But he did start pulses in my under-developed brain that began to question the orthodoxies of the time.

I was 11 and at a Christmas gathering of neighbours when our host, a friend of my father, pulled out a copy of Diamond Dogs. It was 1974.

The artwork on the cover was an instant glimpse into another world, more daring, shocking than the bland cultural fare that adults, let alone 11-year-olds, were being served up at the time.

There is Bowie, half-dog, half-alien staring out of the album cover.

Behind him lurk two hellish female creatures about to leap from the picture and devour you.

Even I recognised it as staggeringly brave, a two fingered salute to a world that seemed to be buttoned up, wearing horned-rimmed glasses and talking like the Queen.

In back bedrooms all over the land as many boys as girls found a hero, an androgynous alien who told them it was alright to be unsure, playful even, about their sexuality in a land where gay bashing was a pastime in some streets.

It’s obvious to say that Bowie was a consummate actor (and I don’t mean in Merry Christmas Mr Lawrence) the transformations of his character as important as his music.

Indeed, while of course there were soaring heights in the latter, a lot of his output was a bit meat and potatoes RnB when shorn of the imagery.
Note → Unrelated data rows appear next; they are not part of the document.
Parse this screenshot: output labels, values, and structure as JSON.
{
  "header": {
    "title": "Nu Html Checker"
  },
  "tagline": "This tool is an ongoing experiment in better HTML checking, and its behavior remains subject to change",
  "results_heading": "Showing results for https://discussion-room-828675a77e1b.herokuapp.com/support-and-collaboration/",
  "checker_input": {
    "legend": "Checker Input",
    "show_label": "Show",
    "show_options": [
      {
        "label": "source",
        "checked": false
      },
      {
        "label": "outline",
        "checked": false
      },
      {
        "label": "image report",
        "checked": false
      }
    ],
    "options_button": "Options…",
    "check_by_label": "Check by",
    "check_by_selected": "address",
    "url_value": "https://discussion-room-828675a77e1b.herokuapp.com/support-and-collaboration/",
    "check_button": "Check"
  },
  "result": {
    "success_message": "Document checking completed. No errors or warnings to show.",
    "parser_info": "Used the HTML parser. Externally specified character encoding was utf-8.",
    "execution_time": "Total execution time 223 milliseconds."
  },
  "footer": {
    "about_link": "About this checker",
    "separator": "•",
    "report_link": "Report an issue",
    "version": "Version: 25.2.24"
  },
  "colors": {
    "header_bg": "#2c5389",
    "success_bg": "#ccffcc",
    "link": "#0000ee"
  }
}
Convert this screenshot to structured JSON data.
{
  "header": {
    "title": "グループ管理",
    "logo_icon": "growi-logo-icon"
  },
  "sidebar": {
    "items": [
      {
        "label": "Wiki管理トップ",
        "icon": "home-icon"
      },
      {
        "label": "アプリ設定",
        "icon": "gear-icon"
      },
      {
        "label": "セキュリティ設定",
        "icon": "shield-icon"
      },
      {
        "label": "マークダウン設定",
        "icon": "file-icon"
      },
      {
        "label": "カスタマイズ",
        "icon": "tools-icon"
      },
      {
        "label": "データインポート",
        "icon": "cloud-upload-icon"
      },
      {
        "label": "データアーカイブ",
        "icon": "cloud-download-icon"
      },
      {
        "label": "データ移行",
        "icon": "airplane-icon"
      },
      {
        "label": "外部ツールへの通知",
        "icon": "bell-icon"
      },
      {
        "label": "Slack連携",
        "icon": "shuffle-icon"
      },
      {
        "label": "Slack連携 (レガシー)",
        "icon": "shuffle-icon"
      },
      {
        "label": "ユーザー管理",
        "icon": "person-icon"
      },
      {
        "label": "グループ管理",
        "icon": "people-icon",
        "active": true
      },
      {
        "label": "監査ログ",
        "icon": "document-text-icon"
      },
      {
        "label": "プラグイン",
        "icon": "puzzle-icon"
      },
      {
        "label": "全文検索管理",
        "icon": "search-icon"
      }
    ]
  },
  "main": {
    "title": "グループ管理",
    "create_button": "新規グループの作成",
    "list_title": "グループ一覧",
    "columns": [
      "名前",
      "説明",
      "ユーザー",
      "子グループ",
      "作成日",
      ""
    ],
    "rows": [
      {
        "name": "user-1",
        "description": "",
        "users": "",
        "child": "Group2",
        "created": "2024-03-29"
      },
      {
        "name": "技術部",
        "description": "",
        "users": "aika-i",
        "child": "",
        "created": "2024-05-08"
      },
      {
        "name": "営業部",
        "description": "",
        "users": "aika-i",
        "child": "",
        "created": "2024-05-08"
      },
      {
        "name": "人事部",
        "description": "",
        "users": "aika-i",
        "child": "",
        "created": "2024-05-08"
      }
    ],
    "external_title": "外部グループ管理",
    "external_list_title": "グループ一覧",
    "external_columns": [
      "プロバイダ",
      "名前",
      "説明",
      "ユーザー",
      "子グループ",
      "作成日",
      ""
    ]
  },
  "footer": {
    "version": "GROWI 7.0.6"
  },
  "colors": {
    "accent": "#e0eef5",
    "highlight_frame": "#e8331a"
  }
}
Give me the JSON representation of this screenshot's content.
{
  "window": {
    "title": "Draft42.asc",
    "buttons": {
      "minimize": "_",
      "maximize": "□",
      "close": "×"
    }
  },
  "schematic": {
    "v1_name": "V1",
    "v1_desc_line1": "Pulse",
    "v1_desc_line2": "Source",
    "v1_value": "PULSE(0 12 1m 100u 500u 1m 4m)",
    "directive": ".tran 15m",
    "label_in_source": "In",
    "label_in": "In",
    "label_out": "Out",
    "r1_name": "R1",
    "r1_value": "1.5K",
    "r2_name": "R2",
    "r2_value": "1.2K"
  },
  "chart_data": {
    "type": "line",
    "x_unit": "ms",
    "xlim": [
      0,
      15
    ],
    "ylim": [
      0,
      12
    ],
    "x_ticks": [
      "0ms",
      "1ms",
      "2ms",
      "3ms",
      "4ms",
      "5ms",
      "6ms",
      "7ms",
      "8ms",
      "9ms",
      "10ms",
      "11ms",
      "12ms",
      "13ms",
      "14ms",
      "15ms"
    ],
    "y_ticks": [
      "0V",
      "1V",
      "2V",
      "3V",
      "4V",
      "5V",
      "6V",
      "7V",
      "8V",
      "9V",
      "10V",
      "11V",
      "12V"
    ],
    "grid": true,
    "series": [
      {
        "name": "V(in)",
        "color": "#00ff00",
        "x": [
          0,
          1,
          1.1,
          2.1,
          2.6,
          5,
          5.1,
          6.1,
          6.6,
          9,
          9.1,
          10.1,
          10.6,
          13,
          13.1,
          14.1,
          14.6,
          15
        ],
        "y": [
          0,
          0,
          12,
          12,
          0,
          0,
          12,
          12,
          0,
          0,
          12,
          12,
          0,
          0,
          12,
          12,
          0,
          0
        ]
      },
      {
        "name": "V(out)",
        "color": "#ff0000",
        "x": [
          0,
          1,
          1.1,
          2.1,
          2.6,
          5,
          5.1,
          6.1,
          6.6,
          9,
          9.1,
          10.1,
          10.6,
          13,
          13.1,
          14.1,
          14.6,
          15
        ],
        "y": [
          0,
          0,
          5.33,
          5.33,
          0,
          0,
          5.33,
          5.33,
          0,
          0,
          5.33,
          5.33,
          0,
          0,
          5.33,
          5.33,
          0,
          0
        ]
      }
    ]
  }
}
So we played the obvious game this week (for the record Heroes topped the poll in Argus Towers although I threw in Young Americans just to be different) and we mourned the passing of perhaps the last global rock star.

Very few get to be known in every corner of the planet simply by their surname. Bowie joins Michelangelo, Titian and Shakespeare in the firmament. On second thoughts not quite as disparate a collection as you might think.

The proof of his impact was that this week we were not just shedding a tear for a multi-millionaire rock star.

Those of a certain vintage were also lamenting our own lost youth. And our old friend the helter-skelter passing of time.

For when some, including me, argue that Bowie had done little of artistic merit recently (2013’s The Next Day surely given a critical pass because of who he was) we hardly understand what we mean by our time scale.

Scary Monsters, his last consistently good album. was released in 1980. That’s 35 years ago, a lifetime for half the world’s population. So much for recently.

But that was the power of David Bowie. Omnipresent, woven into our lives, timeless.

Now and forever a starman waiting in the sky.

(new drop cap)

I was fascinated to read architect Nick Lomax’s ideas for transforming our seafront in The Argus yesterday. He is to be congratulated for having the bravery in Brighton to suggest we should embrace change and encourage vision.

Our city is wonderful but we do have a tendency to jump on people who dare to suggest the city should not be preserved in aspic.

Whenever this debate flares I always think of Frank Gehry’s incredible gigantic Peix (Fish) sculpture that transformed Barcelona’s seafront.

Have a look at it online and then ask yourself. What would have been the reaction had he suggested we build it in Brighton?